Chicago initiated its inlet control valve system (called the “Rainblocker” program) as one facet of a multi-dimension concept.
DWM workers installed close to 200,000 inlet restrictor valves into Chicago’s street catch basins, at a rate of 90 to 120 per day. When the restrictor valve is installed in the storm water catch basin in the street, the device, in essence, shrinks the pipe to funnel and regulate the water from the street to the main sewer line. During a heavy rain event, the smaller opening allows less water into the sewer system. The streets act as a temporary holding area for the rainfall. Surplus water in the system will not be forcing contaminated water back through homeowners’ private lines and into the home’s lowest spot – the basement. The street ponding buys time for the system to catch up.
A Work in Progress
The city is the first to recognize flooding problems still exist. Flooded streets, a problem deemed preferable to flooded basements, are an acknowledged byproduct of the valve system because of the restricted flow of water into the sewers. In the recent rains, some residents reported only a couple of inches of water where in previous storms their basements had held over a foot of water. In some instances, however, homes that had never been flooded before were flooded in this last event due to ponded runoff entering basement windows and doors.
When Mother Nature decides to dump four inches of rain in little over an hour, it’s difficult for any man-made system to handle such a rain event.

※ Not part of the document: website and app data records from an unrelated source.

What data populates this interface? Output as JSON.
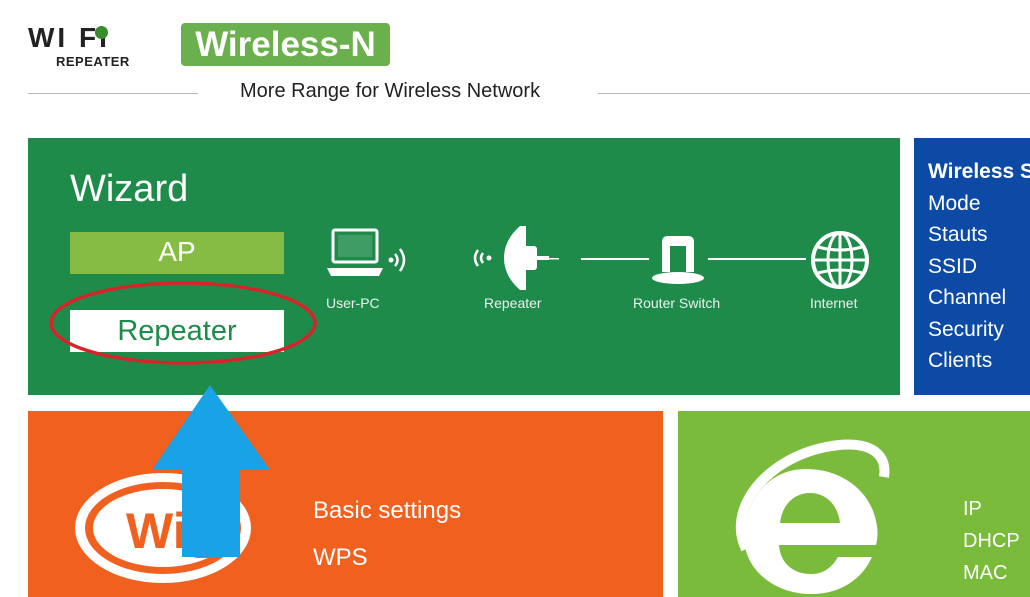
{
  "header": {
    "logo_main": "WI  FI",
    "logo_sub": "REPEATER",
    "brand": "Wireless-N",
    "tagline": "More Range for Wireless Network"
  },
  "wizard": {
    "title": "Wizard",
    "modes": {
      "ap": "AP",
      "repeater": "Repeater"
    },
    "diagram": {
      "user_pc": "User-PC",
      "repeater": "Repeater",
      "router_switch": "Router Switch",
      "internet": "Internet"
    }
  },
  "status": {
    "header": "Wireless S",
    "items": [
      "Mode",
      "Stauts",
      "SSID",
      "Channel",
      "Security",
      "Clients"
    ]
  },
  "basic": {
    "icon_text": "Wi",
    "items": [
      "Basic settings",
      "WPS"
    ]
  },
  "network": {
    "items": [
      "IP",
      "DHCP",
      "MAC"
    ]
  },
  "colors": {
    "wizard_tile": "#1f8b4a",
    "status_tile": "#0c4aa6",
    "basic_tile": "#f0601e",
    "network_tile": "#7bbb3c",
    "annotation_ellipse": "#d9232b",
    "annotation_arrow": "#1aa2e6"
  },
  "icons": [
    "laptop-wifi-icon",
    "repeater-icon",
    "router-switch-icon",
    "globe-icon",
    "wifi-logo-icon",
    "internet-explorer-icon"
  ]
}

Private lines may be blocked or damaged. Downspouts add millions of gallons of clean water to the sewers. Streets fill up and water flows overland, sometimes causing flooding.
The “Rainblocker” program is clearly a work in progress, but if basement backup has been minimized each time it rains, then it appears the city is headed in the right direction. This system requires combined efforts from city officials and all impacted citizens. In the next phase of resolving bottlenecks in the system, we are working with the Chicago Sewer Department to identify over-the-curb flooding of homes and to evaluate areas that continue to experience basement flooding. Please let us know if you are having an issue with flooding or sewer backups.